▶ What is required
Retrieve each line that contains the word "function" from the entries below.

[Web page and app entries]
-*-
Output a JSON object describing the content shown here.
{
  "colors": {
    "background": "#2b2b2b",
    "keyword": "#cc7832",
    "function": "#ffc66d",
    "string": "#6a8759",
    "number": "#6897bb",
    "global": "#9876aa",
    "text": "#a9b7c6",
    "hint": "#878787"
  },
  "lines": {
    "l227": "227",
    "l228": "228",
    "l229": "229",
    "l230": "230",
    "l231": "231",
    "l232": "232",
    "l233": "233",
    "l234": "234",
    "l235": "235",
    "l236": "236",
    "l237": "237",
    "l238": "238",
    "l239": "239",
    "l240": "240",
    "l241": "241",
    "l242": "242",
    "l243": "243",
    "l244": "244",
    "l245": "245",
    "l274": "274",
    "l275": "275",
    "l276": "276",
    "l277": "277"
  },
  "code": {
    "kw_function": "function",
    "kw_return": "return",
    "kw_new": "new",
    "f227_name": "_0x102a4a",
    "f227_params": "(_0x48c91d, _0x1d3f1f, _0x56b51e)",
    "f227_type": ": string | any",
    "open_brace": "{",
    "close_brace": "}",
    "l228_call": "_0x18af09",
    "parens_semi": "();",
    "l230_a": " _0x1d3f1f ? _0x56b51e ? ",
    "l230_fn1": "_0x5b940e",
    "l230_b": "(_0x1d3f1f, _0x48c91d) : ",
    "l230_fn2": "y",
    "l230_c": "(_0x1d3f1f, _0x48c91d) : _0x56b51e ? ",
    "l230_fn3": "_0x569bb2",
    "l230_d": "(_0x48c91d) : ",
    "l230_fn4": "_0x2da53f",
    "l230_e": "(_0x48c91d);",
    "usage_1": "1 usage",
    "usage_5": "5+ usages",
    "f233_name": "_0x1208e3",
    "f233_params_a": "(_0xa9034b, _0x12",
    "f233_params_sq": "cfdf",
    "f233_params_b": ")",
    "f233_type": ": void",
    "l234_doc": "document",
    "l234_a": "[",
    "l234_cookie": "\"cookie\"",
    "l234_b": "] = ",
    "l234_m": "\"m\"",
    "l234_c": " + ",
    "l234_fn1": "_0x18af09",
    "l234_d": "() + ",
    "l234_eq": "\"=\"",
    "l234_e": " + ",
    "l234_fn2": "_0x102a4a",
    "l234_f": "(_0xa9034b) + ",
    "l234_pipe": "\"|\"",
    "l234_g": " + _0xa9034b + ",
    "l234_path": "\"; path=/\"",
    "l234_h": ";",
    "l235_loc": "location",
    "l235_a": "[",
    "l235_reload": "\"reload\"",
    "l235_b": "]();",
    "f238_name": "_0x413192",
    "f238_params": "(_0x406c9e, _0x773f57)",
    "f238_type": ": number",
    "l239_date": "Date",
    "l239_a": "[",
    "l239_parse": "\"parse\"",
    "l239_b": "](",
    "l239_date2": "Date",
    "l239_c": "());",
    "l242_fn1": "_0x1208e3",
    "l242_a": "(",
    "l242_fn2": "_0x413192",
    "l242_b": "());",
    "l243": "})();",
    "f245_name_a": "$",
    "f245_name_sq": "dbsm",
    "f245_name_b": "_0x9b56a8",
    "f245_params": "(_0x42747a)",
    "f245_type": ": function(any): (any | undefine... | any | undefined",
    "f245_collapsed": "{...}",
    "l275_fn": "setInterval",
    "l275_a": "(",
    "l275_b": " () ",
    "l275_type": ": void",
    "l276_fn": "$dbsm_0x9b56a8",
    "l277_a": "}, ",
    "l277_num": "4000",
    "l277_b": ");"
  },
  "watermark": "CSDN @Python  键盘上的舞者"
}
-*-
▶ The completed task
    "function": "#ffc66d",
    "kw_function": "function",
    "f245_type": ": function(any): (any | undefine... | any | undefined",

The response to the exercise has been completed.